Update 2: Nevermind, the St60 actually has ~74 ms of input lag, completely unacceptable going from an Optoma hd25 with around 20ms of input lag.
Last edited by mikjames; 1st Jan 2017 at 15:52.
I'd recommend you go there with a laptop and a HDMI cable and ask them to let you try it. Panasonic and Optoma use different response time measurements (because there's no standard) so your curent 20ms may be worse than Panasonic 74. It's a long shot though, but worth testing?
I've since learned that a lot of the artifacting and blotchiness I saw in the past was actually the fault of the (compressed) content and not the screen, but OLED still has banding problems with near-blacks. These guys say it's not a big deal, but these guys also don't play Thief for hours on end. I'm still not sure OLED is mature enough for something as demanding as Thief (which is the ultimate test in my opinion), but it's something I want to get more firsthand experience with.
For now, I get by using a calibrated higher-end LCD with the backlight turned way down. Looks dim at first but the eyes tend to adjust over time and it becomes ridiculously dark and immersive.
No problem, Abysmal. Now I see a little bit clearer.
Regarding to thief: Maybe I can use my camera to catch up a dark scene so we can compare ourselves?
If you did that you'd have to enhance the footage after the fact, because I'd still be looking at it through my LCD. But honestly just your word is enough, as long as you have an eye for these types of quality discrepancies and understand the needs/demands of an uncompromising Thief player.

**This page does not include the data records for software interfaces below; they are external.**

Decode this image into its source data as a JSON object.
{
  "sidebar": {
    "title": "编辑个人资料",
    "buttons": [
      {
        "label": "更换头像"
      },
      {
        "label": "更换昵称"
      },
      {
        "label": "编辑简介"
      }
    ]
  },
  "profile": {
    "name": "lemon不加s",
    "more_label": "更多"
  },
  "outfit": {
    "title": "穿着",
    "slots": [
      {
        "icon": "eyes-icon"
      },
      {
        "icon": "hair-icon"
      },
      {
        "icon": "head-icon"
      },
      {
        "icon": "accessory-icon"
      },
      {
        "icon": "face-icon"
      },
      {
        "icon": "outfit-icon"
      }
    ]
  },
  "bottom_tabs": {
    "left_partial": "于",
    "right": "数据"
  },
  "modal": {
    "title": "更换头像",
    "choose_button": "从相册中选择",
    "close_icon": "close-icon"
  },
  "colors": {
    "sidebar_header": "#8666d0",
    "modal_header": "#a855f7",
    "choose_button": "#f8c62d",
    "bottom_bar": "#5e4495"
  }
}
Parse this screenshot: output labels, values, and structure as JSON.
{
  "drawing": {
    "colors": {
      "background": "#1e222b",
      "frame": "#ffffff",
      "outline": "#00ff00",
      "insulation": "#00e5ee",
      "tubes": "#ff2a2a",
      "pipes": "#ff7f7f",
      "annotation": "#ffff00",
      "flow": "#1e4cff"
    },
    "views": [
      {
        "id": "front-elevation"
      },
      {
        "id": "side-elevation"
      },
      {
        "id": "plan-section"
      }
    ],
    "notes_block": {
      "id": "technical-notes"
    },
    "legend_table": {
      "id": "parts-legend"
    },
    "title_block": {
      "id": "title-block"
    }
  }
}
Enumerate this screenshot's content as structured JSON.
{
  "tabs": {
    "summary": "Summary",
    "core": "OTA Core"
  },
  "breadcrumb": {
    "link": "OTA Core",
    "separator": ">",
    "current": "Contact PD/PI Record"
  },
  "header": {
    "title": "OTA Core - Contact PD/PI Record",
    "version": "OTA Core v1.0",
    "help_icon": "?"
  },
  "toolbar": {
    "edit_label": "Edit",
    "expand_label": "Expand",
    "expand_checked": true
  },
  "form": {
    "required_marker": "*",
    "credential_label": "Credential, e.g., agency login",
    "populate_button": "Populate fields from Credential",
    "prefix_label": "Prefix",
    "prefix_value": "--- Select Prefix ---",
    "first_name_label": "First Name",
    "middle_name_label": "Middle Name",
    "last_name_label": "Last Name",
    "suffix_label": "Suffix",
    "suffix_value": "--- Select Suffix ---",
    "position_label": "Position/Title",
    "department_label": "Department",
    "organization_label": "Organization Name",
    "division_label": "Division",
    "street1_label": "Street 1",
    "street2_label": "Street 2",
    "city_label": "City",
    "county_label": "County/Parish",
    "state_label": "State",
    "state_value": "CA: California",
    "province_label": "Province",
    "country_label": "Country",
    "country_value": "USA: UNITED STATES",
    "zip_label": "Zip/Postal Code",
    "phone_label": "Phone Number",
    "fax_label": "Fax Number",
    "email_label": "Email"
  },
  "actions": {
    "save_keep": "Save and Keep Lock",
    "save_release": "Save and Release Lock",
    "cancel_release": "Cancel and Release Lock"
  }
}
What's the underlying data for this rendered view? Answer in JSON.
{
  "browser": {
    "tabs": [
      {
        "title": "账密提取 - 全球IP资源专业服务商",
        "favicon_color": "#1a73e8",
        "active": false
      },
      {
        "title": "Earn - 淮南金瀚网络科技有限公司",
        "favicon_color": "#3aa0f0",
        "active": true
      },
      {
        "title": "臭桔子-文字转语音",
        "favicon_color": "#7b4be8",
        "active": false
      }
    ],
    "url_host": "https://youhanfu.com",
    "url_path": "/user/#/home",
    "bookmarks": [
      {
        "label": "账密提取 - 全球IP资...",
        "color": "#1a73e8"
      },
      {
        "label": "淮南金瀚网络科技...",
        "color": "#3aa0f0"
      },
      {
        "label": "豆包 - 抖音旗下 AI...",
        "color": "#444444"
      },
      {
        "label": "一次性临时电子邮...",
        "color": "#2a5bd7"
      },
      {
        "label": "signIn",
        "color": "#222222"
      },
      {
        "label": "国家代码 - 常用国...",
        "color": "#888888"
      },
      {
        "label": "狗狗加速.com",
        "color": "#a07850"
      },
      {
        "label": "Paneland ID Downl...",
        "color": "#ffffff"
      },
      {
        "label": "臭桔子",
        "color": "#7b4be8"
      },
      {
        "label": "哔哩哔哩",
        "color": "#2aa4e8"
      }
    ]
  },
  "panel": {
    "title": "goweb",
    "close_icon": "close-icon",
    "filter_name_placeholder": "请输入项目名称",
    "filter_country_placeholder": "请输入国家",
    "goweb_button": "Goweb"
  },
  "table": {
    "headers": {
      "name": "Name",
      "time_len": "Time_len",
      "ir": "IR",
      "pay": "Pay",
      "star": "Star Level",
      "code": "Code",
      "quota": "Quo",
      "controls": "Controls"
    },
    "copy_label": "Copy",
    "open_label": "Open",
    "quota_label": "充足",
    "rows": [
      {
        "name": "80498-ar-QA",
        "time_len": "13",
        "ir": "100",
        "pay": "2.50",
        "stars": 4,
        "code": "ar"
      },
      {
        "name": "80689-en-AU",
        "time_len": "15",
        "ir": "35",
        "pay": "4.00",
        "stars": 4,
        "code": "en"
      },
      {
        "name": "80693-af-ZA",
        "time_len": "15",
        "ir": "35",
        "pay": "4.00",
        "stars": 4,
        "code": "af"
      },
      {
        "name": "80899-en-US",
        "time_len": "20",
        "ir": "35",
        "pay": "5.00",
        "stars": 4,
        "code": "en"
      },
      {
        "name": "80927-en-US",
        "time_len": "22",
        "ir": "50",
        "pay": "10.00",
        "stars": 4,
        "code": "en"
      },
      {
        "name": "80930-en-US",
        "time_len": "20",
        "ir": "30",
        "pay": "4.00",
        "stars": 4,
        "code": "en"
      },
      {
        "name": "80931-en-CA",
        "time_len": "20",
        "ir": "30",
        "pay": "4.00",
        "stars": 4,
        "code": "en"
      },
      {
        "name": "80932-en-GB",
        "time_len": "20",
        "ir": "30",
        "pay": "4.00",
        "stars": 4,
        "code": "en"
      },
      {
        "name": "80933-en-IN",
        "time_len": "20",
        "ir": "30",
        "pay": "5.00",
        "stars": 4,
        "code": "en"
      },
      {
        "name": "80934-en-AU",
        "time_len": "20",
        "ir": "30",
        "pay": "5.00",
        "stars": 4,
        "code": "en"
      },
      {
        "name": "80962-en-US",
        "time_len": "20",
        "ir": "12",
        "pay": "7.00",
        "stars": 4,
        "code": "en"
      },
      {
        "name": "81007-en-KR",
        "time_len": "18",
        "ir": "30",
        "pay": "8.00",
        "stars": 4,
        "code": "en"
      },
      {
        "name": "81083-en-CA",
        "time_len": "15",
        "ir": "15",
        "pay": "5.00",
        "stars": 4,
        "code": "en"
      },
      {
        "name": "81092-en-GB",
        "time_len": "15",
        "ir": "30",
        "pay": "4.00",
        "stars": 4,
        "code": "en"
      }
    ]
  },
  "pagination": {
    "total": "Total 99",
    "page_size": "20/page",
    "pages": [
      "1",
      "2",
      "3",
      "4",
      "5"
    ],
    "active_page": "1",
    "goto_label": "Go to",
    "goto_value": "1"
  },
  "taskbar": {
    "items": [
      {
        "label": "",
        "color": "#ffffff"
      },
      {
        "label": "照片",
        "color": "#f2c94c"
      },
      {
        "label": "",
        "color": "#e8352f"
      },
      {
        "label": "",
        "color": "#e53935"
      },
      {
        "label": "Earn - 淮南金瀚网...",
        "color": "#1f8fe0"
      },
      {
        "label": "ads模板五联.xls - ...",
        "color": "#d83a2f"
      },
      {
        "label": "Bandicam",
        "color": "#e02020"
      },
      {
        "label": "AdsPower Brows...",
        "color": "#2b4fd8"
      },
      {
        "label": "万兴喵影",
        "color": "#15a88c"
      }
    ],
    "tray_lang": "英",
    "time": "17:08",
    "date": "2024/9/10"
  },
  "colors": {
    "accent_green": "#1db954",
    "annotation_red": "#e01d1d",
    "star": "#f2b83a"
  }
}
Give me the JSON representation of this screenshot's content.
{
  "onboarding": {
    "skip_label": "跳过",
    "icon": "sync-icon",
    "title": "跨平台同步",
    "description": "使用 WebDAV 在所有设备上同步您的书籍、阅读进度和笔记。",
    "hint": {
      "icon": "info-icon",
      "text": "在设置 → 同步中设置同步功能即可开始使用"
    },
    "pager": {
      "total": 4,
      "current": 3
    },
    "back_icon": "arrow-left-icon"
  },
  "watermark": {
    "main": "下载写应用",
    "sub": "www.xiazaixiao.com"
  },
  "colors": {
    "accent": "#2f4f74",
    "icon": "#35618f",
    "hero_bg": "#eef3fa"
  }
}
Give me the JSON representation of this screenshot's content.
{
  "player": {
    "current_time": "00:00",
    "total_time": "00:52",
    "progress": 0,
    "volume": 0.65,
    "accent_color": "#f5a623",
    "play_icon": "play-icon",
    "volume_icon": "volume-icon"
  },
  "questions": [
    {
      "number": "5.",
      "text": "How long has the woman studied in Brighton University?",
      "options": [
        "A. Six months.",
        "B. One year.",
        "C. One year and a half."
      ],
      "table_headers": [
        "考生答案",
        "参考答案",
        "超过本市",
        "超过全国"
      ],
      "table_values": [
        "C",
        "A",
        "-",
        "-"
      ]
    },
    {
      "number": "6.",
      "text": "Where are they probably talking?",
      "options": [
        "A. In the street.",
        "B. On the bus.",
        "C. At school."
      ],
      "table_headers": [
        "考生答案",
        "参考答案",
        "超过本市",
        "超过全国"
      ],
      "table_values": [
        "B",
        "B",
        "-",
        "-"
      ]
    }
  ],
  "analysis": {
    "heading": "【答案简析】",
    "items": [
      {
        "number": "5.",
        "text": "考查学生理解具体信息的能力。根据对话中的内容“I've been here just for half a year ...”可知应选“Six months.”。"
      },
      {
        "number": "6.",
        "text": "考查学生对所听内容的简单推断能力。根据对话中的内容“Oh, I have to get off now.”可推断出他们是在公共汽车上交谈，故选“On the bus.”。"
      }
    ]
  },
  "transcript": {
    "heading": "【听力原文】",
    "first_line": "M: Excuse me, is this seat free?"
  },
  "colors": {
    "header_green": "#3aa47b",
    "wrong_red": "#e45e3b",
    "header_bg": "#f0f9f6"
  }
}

I just got a laptop with an OLED screen and loaded up Thief Gold. The shadows look like they are drawn in on Paint. Looks awful.
Gamma to low?